The new Byton M-Byte electric SUV has concluded its cold-weather testing programme in Inner Mongolia, China, ahead of its debut later this year.
Prototypes have covered thousands of miles over the last few months, encountering temperatures as low as minus 30 degrees Celsius. Engineers have been working to ensure the battery, electric motor and other components are reliable in extreme conditions.
Official images (gallery below) show the car wearing heavy camouflage, disguising the design for now.
Byton M-Byte performance
Although performance figures have yet to be finalised, Byton has revealed that it’s planning two variants of the M-Byte SUV. The entry-level car will feature a 71kWh battery with a range of almost 250 miles, as well as 268bhp and 400Nm or torque.
The only person who got all his work done by Friday was Robinson CrusoeJune 13, 2019 at 9:07 pm #79661
Passed my bedtime! There is a lot of hope that the creator of the Lithium ion battery (Professor John Goodenough) has done it again with a glass and salt battery. It will be cheap and not catch fire.

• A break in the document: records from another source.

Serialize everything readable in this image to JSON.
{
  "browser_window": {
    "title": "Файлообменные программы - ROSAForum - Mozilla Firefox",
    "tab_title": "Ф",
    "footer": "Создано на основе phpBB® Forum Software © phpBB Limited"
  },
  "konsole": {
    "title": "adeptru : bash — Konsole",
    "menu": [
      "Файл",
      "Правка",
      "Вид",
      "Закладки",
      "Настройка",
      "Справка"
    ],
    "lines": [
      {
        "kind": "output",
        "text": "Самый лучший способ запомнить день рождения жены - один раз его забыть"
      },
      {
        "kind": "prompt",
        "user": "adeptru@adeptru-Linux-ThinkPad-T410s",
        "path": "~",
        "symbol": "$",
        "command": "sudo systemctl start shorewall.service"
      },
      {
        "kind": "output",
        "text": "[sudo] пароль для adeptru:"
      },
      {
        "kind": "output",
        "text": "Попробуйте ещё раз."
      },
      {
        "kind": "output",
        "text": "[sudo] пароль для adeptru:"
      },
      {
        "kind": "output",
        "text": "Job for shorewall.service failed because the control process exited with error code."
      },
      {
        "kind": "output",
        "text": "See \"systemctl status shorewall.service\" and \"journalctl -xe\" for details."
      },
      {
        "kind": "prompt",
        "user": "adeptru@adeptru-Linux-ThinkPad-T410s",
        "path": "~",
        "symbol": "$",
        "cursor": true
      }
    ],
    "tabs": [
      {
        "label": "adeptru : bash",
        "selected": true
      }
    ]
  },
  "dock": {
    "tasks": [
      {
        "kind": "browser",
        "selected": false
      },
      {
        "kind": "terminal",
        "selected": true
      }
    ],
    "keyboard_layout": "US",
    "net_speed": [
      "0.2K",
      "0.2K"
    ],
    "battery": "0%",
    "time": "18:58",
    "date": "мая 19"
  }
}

Still looking for an EV I can get my wheelchair in or has not got a ridiculous AP!June 13, 2019 at 10:16 pm #79671
Just waiting for the testing to end on the Aluminium battery, primary development towards mobile devices but would lead on to larger things!June 13, 2019 at 10:35 pm #79676June 17, 2019 at 12:12 pm #80003
New 2019 Renault ZOE arrives with longer range and extra tech

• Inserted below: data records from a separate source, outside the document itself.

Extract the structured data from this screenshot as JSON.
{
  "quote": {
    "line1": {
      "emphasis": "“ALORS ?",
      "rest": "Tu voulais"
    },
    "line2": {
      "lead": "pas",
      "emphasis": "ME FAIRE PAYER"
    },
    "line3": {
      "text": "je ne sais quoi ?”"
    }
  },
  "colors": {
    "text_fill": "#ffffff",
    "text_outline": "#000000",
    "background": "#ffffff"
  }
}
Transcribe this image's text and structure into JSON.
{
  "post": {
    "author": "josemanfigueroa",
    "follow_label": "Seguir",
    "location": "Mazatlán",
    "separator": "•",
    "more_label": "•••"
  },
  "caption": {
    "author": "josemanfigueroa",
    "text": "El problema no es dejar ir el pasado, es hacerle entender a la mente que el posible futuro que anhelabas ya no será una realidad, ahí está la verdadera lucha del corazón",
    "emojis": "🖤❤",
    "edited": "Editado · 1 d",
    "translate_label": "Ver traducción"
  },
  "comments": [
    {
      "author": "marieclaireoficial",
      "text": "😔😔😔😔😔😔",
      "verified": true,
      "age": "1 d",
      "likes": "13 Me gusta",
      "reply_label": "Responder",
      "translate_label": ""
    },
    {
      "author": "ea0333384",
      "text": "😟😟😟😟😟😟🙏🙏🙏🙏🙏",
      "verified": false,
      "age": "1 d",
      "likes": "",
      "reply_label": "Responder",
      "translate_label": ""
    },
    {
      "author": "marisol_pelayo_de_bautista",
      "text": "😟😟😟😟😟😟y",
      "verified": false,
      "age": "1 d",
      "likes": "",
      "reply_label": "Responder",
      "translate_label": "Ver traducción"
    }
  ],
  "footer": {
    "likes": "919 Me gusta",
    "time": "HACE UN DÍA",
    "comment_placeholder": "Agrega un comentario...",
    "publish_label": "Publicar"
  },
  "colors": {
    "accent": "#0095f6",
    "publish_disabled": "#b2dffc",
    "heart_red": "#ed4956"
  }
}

The updated all-electric Renault ZOE may look similar on the outside, but it can now travel 242 miles on a single charge
This is the new Renault ZOE, the latest version of Europe’s best selling electric car. Redesigned inside and out, Renault says the new electric supermini is capable of 242 miles on a single charge thanks to its larger 52kWh battery.
Despite being the biggest update applied to the ZOE since its seven years on sale little has changed on the outside. The ZOE remains exactly the same size as it was before. Instead of changing the recipe too much Renault has opted for a small redesign, adding a new front bumper, C-shaped LED headlamps and additional chrome detailing.
The only person who got all his work done by Friday was Robinson Crusoe